BFNUF works with universities and industry partners to maintain a library of herbaceous and woody biomass samples. All analyses performed on these samples, including moisture content, compositional analysis, ash content, or fuel characteristics, are included in an extensive web-accessible feedstock properties database.
The Census of Agriculture, taken every five years, is a complete count of U.S. farms and ranches and the people who operate them. The Census looks at land use and ownership, operator characteristics, production practices, income and expenditures. For America’s farmers and ranchers, the Census of Agriculture is their voice, their future and their responsibility.
The National Renewable Energy Laboratory (NREL) originally developed this application for biopower with funding from the Environmental Protection Agency's Blue Skyways Collaborative. The Department of Energy's Office of Biomass Program provided funding for biofuels functionality. More information on funding agencies is available: http://www.blueskyways.org and http://www.eere.energy.gov/biomass/.
Forest industry experts were consulted on the potential for hardwood tree species to serve as feedstock for bioenergy in the southeastern United States. Hardwoods are of interest for bioenergy because of desirable physical qualities, genetic research advances, and growth
The sustainability of future bioenergy production rests on more than continual improvements in its environmental, economic, and social impacts. The emergence of new biomass feedstocks, an expanding array of conversion pathways, and expected increases in overall bioenergy production are connecting diverse technical, social, and policy communities. These stakeholder groups have different—and potentially conflicting—values and cultures, and therefore different goals and decision making processes. Our aim is to discuss the implications of this diversity for bioenergy researchers.
Scientific analysis is essential to assess biofuel policy effects: In response to the paper by Kim and Dale on “Indirect landuse change for biofuels: Testing predictions and improving analytical methodologies”
Land-use change (LUC) estimated by economic models has sparked intense international debate. Models estimate how much LUC might be induced under prescribed scenarios and rely on assumptions to generate LUC values. It is critical to test and validate underlying
A framework for selecting and evaluating indicators of bioenergy sustainability is presented.

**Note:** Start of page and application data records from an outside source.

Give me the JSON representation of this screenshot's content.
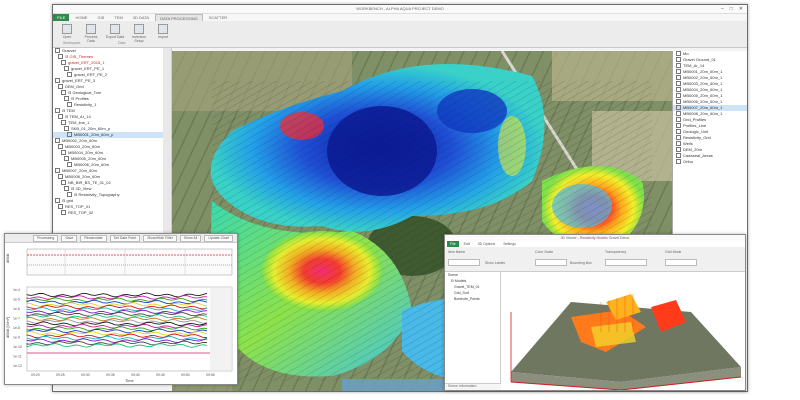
{
  "window": {
    "title": "WORKBENCH - ALPHA AQUA PROJECT DEMO",
    "min": "–",
    "max": "□",
    "close": "✕"
  },
  "tabs": [
    {
      "label": "FILE",
      "kind": "file"
    },
    {
      "label": "HOME",
      "kind": ""
    },
    {
      "label": "GIS",
      "kind": ""
    },
    {
      "label": "TEM",
      "kind": ""
    },
    {
      "label": "3D DATA",
      "kind": ""
    },
    {
      "label": "DATA PROCESSING",
      "kind": "active"
    },
    {
      "label": "SCATTER",
      "kind": ""
    }
  ],
  "ribbon": {
    "buttons": [
      "Open",
      "Process Data",
      "Export Data",
      "Inversion Setup",
      "Import"
    ],
    "groups": [
      "Workspace",
      "Data"
    ]
  },
  "tree": [
    {
      "label": "Gravvel",
      "cls": ""
    },
    {
      "label": "⊟ GIS_Themes",
      "cls": "red"
    },
    {
      "label": "gravel_ERT_2015_1",
      "cls": "red"
    },
    {
      "label": "gravel_ERT_PE_1",
      "cls": ""
    },
    {
      "label": "gravel_ERT_PE_2",
      "cls": ""
    },
    {
      "label": "gravel_ERT_PE_3",
      "cls": ""
    },
    {
      "label": "DEM_Grid",
      "cls": ""
    },
    {
      "label": "⊟ Geological_Tom",
      "cls": ""
    },
    {
      "label": "⊟ Profiles",
      "cls": ""
    },
    {
      "label": "Resistivity_1",
      "cls": ""
    },
    {
      "label": "⊟ TEM",
      "cls": ""
    },
    {
      "label": "⊟ TEM_Ar_14",
      "cls": ""
    },
    {
      "label": "TEM_line_1",
      "cls": ""
    },
    {
      "label": "SKB_01_20m_60m_p",
      "cls": ""
    },
    {
      "label": "MB0001_20m_60m_p",
      "cls": "sel"
    },
    {
      "label": "MB0002_20m_60m",
      "cls": ""
    },
    {
      "label": "MB0003_20m_60m",
      "cls": ""
    },
    {
      "label": "MB0004_20m_60m",
      "cls": ""
    },
    {
      "label": "MB0005_20m_60m",
      "cls": ""
    },
    {
      "label": "MB0006_20m_60m",
      "cls": ""
    },
    {
      "label": "MB0007_20m_60m",
      "cls": ""
    },
    {
      "label": "MB0008_20m_60m",
      "cls": ""
    },
    {
      "label": "NB_BIR_BS_TE_01_02",
      "cls": ""
    },
    {
      "label": "⊟ 3D_View",
      "cls": ""
    },
    {
      "label": "⊟ Resistivity_Topography",
      "cls": ""
    },
    {
      "label": "⊟ grid",
      "cls": ""
    },
    {
      "label": "RES_TOP_01",
      "cls": ""
    },
    {
      "label": "RES_TOP_02",
      "cls": ""
    }
  ],
  "legend": [
    {
      "label": "Mo",
      "cls": ""
    },
    {
      "label": "Gravel Ground_01",
      "cls": ""
    },
    {
      "label": "TEM_Ar_14",
      "cls": ""
    },
    {
      "label": "MB0001_20m_60m_1",
      "cls": ""
    },
    {
      "label": "MB0002_20m_60m_1",
      "cls": ""
    },
    {
      "label": "MB0003_20m_60m_1",
      "cls": ""
    },
    {
      "label": "MB0004_20m_60m_1",
      "cls": ""
    },
    {
      "label": "MB0005_20m_60m_1",
      "cls": ""
    },
    {
      "label": "MB0006_20m_60m_1",
      "cls": ""
    },
    {
      "label": "MB0007_20m_60m_1",
      "cls": "sel"
    },
    {
      "label": "MB0008_20m_60m_1",
      "cls": ""
    },
    {
      "label": "Grid_Profiles",
      "cls": ""
    },
    {
      "label": "Profiles_Line",
      "cls": ""
    },
    {
      "label": "Geologic_Unit",
      "cls": ""
    },
    {
      "label": "Resistivity_Grid",
      "cls": ""
    },
    {
      "label": "Wells",
      "cls": ""
    },
    {
      "label": "DEM_20m",
      "cls": ""
    },
    {
      "label": "Cadastral_Areas",
      "cls": ""
    },
    {
      "label": "Ortho",
      "cls": ""
    }
  ],
  "timeseries": {
    "toolbar": [
      "Processing",
      "Save",
      "Recalculate",
      "Set Data Point",
      "Show/Hide Filter",
      "Show All",
      "Update Chart"
    ],
    "top_ylabel": "dB/dt",
    "bottom_ylabel": "dB/dt [V/m²]",
    "xlabel": "Time",
    "yticks_bottom": [
      "1e-4",
      "1e-5",
      "1e-6",
      "1e-7",
      "1e-8",
      "1e-9",
      "1e-10",
      "1e-11",
      "1e-12"
    ],
    "xticks": [
      "09:20",
      "09:25",
      "09:30",
      "09:35",
      "09:40",
      "09:45",
      "09:50",
      "09:55"
    ]
  },
  "view3d": {
    "title": "3D Viewer - Resistivity Models Gravel Demo",
    "tabs": [
      "File",
      "Edit",
      "3D Options",
      "Settings"
    ],
    "labels": [
      "Item Name",
      "Color Scale",
      "Transparency",
      "Grid Mode",
      "Show Labels",
      "Bounding Box"
    ],
    "tree": [
      "Scene",
      "⊟ Models",
      "Gravel_TEM_01",
      "Grid_Surf",
      "Borehole_Points"
    ],
    "footer": "Scene Information"
  },
  "colors": {
    "accent": "#2f8a4c",
    "selection": "#cfe3f7"
  }
}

This framework is designed to facilitate decision-making about which indicators are useful for assessing
sustainability of bioenergy systems and supporting their deployment. Efforts to develop sustainability
indicators in the United States and Europe are reviewed. The fi rst steps of the framework for
indicator selection are defi ning the sustainability goals and other goals for a bioenergy project or program,
For analyzing sustainability of algal biofuels, we identify 16 environmental indicators that fall into six categories: soil quality, water quality and quantity, air quality, greenhouse gas emissions, biodiversity, and productivity. Indicators are selected to be practical, widely applicable, predictable in response, anticipatory of future changes, independent of scale, and responsive to management.